Rhiana Kohl and Alfredo Bartolozzi of Watertown, Massachusetts, are the parents of two teenage daughters and have been married for 17 years. Three years ago, Alfredo, now 53, was diagnosed with Alzheimer's. Around that time, Rhiana, who is the main breadwinner in the family and works full-time at a corrections facility doing research and policy work, learned that Alfredo had mismanaged the couple's finances, borrowing $25,000 for a home repair that wrecked their credit and put them in financial jeopardy. Here's Rhiana's cautionary tale:
Five years ago, I started noticing changes in Alfredo's behavior. For example, he started getting lost in the car. One time, we were in two cars coming home from vacation when he turned off the highway. I thought he was stopping for coffee, but he told me he wasn't sure which road to take. That was the least of it.
Soon, his personality started changing. He got angry and agitated and would yell at our young daughters a lot. I knew something was wrong, but I wasn't sure what it was, so I sent him to anger management and adult ADHD classes. I had him see a doctor, but it didn't occur to me to go with him. For two years, Alfredo was misdiagnosed — his doctors thought he was just stressed, but nothing big had changed to cause it. All things considered, we had a good life.

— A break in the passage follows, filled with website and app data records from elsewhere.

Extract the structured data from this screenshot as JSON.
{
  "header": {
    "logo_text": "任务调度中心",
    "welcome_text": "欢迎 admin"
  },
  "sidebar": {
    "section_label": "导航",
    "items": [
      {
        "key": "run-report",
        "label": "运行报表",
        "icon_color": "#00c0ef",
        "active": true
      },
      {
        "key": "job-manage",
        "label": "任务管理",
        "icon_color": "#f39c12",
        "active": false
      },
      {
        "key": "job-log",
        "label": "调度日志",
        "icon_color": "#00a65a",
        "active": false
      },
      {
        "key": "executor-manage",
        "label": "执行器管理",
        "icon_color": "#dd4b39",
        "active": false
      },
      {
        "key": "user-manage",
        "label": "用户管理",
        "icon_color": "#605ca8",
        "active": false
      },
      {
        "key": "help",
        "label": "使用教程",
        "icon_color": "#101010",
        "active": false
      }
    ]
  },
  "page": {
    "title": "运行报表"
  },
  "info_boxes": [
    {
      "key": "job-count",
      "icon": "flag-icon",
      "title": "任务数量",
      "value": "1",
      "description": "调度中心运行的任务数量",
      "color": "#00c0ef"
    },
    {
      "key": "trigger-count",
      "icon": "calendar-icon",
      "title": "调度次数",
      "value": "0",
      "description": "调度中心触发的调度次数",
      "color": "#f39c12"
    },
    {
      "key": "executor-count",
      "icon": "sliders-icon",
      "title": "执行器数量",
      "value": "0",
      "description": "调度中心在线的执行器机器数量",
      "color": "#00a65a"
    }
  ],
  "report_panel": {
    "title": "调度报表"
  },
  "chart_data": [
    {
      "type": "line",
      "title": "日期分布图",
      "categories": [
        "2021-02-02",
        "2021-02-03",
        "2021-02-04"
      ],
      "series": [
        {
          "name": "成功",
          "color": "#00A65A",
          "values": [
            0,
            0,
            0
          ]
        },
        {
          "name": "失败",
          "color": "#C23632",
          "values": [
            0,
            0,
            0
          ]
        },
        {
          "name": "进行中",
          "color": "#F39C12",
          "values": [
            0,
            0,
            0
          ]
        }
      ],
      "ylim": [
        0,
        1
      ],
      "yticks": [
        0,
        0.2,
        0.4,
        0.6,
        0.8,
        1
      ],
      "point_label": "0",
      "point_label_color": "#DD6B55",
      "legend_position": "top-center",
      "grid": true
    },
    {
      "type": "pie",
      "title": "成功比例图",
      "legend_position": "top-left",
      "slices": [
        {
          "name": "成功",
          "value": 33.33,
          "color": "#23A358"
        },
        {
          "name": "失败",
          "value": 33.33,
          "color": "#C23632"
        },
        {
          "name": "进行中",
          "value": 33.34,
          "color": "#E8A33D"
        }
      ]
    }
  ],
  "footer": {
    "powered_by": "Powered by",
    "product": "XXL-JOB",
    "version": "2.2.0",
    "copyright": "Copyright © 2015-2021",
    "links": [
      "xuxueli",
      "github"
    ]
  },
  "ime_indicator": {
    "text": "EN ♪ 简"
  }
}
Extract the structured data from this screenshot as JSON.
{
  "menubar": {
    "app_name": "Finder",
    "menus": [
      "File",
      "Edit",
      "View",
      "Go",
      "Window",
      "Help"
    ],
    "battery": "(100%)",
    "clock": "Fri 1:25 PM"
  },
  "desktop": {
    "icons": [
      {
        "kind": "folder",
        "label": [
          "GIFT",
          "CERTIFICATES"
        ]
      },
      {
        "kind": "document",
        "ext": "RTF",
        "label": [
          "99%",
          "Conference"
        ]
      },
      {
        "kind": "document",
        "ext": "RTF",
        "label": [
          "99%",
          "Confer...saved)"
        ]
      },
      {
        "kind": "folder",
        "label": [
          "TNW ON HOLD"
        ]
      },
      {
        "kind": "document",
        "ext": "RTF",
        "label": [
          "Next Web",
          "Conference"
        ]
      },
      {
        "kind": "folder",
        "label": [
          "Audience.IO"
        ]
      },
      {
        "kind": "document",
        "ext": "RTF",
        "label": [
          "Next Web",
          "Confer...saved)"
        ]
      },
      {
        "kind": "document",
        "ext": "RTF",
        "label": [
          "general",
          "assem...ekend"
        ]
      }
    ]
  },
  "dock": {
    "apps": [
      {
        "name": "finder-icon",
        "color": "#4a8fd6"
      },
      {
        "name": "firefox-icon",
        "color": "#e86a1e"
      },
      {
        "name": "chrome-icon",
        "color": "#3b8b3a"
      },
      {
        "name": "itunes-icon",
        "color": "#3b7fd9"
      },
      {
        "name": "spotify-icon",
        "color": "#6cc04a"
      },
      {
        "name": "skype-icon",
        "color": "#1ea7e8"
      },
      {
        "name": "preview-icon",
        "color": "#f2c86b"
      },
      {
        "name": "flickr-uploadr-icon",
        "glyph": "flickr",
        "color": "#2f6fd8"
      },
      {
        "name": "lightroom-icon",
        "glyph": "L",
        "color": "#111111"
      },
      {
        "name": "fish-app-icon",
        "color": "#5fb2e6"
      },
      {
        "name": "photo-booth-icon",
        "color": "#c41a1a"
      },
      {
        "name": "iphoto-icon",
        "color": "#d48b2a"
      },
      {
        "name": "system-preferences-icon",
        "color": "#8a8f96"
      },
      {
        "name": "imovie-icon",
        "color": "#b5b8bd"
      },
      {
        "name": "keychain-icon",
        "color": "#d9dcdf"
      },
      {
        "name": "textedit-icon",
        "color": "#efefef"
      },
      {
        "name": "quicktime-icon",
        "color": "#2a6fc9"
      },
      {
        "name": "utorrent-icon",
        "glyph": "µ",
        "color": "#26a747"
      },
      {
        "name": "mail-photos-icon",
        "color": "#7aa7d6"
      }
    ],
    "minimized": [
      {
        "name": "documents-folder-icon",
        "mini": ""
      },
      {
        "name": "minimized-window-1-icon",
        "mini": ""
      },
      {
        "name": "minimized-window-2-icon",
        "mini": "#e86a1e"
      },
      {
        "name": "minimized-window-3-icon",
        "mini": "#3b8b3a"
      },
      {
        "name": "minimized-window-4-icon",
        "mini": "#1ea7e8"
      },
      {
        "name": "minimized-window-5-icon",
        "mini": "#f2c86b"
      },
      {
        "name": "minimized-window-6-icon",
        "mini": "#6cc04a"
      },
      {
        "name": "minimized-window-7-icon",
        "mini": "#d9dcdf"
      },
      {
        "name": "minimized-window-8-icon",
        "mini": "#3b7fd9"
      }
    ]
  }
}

We were always in good shape financially, as well. We had great credit and never lived beyond our means. Around the time I noticed Alfredo's behavioral changes, we needed to have some repairs done on the two-family home we own. I noticed that Alfredo's negotiations with the contractors weren't going smoothly, but I thought we had put together a good budget for the job. We ended up borrowing $25,000 and I didn't think to question anything because Alfredo always kept impeccable checkbook records. He could always tell me exactly how much money we had at any given point.
I'm stretched to the limit. My daughters are 13 and 16 and my parents are very elderly and frail. I call myself the 'club sandwich generation.'
A year later, I went to use our credit card and it was declined. I went to the bank and found out there was nothing in our account. When I called Alfredo, he said, "I think we're tens of thousands of dollars in debt." I was in shock, but when I looked at our finances, I finally realized something was neurologically wrong with him.
There were checks that had never been cashed, and he had never paid any of the credit card bills. The interest on the loan had skyrocketed. I thought we were going to lose our house. I didn't know what to do. I loved him, but wondered if we should get divorced. We ended up separating for a short time.
Still, no matter how I felt about what Alfredo had done, I had to get him to the doctor. We saw the first one in December 2012. The next month, we were told Alfredo had dementia, but first they had to rule out Lyme disease and even copper poisoning. By February those were scratched off the list. Then, on the day he was supposed to have his neuropsychological test, the Boston Marathon bomber was in our town and everything was on lockdown.
I wanted to call a SWAT team to bring him to the hospital; I was that desperate to get him the test. But, of course, the hospital had been shut down, too. Alfredo finally had a lumbar puncture in May 2013. That's when the doctors gave us a definitive diagnosis.
Three years later, I'm stretched to the limit. My daughters are 13 and 16 and my parents are very elderly and frail. I call myself the "club sandwich generation." All I can do is come to terms with the fact that I can't do everything I think I'm capable of. Right now, I'm focused on doing as many family things as possible and maintaining as many of our rituals and traditions as long as we can.
Our financial life has totally changed. I wish I knew about Alfredo's disease sooner so I could have intervened. I'll never recover from the debt we've incurred, and we have so many extra expenses in terms of medical, travel, parking, and co-payments that things like family vacations have come to an end.
Even something as small as meals have changed. Though I try to have us sit down as a family as often as possible, I can't manage to cook. Because of that, we get takeout, upping the cost even more. Alfredo used to be our chef and our food shopper. He still was until about six months ago, but now he can't use the stove or grill. Even with signage and reminders, he forgets things, which worries me.
It's the little things people don't realize that make this disease so difficult to bear. That's why I decided to share our story.
Carrying a price tag of $236 billion per year, Alzheimer's is the costliest disease both for families and for the nation as a whole, says Keith N. Fargo, PhD, director of scientific programs and outreach for the Alzheimer's Association. But most Americans are completely unaware of and unprepared for the financial burden that comes with an Alzheimer's diagnosis.
"The fact of the matter is that virtually no one can afford Alzheimer's," Dr. Fargo says. "Most people who are diagnosed are over the age of 65 and have already completed their retirement planning. Even people who have planned well for retirement are generally not prepared for the additional expenses that can come with a major chronic disease."
If you or a loved one is facing an Alzheimer's diagnosis, get in touch with the Alzheimer's Association right away. "We cover every inch of the United States with our care and support services," Fargo says. "We are here to help navigate what is a very distressing and difficult situation to be in." For more information and to help navigate the disease and how it will affect your finances, visit ALZ Facts & Figures and Planning for Care or call the association at 800-722-3900.